Springtime of 1999. A group of friends gather for a picnic by the river for the first time in 20 years. A drunk, visibly distraught man named Yeong-ho (Sol Kyung-gu, OASIS) crashes the festivities, casting a sad, bitter shadow over the group. As he makes his way into the water, and onto a nearby railroad bridge, the gravity of the situation becomes increasingly clear: this man is intent on killing himself. As a train speeds towards him, we are privy to the key episodes of Yeong-ho’s life, from the late ’70s to the present.
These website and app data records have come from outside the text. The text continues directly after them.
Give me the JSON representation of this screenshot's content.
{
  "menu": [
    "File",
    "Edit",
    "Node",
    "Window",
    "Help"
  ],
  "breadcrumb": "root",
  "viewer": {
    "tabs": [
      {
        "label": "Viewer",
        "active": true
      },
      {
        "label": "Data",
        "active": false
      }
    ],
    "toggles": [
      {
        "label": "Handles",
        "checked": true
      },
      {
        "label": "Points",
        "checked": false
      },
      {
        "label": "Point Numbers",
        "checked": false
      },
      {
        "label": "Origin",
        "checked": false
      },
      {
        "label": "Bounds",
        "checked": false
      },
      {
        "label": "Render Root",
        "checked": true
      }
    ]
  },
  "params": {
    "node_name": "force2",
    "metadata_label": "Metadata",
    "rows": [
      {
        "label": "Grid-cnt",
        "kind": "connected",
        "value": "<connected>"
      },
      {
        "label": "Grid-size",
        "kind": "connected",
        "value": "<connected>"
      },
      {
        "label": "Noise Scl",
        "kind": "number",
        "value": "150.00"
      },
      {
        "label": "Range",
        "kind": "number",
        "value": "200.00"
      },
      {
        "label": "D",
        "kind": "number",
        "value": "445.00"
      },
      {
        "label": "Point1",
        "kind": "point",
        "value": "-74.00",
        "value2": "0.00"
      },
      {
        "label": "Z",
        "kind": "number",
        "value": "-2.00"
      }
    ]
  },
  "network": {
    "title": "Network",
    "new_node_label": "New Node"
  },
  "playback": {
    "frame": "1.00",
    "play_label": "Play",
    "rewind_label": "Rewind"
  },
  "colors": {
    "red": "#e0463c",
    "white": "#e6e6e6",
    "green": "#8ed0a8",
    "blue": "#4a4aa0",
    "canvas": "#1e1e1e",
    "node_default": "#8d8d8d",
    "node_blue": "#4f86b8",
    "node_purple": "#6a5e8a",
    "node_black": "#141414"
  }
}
Often deemed one of the greatest South Korean films of all time, Lee Chang-dong’s classic, novelistic breakthrough PEPPERMINT CANDY asks a simple yet fertile question: what breaks a man over a time? As one discovers Yeong-ho’s life in reverse through salient episodes of distress and self-realization, Lee ties the unraveling of his main character to the evolution of a country’s vision of itself. Throughout, key chapters of Yeong-ho’s life unfold against major turning points in South Korean history (whether the Gwangju Democratization Struggle that was violently suppressed by the military, the years of police brutality that ensued in the ’80s, or the 1997 Asian financial crisis that reshaped families and business across the region). This culminates in a frank, unblinking look at South Korea’s patriarchal institutions and the way they shape masculinity, toxic to the extent of obliterating the most banal of lives in due time. A multifaceted look at a country’s fractured male psyche, PEPPERMINT CANDY remains one of the peaks of South Korean cinema of the 1990s, leading it into the millennium. – Ariel Esteban Cayer
Im Sanghoo’s dark-humoured recreation of dictator Park Chunghee’s assassination earned him governmental opprobrium, a lawsuit — and a permanent place in the canon of outstanding South Korean cinema.
Directed by Larry Kent, a Montreal melodrama in the time of Vietnam, class conflict and student protests, starring Claire Pimparé.
In this bittersweet story of unrequited love, Young-mi is released from jail after helping her secret flame embezzle money from their employer, and is confronted by his belligerent wife on the way out.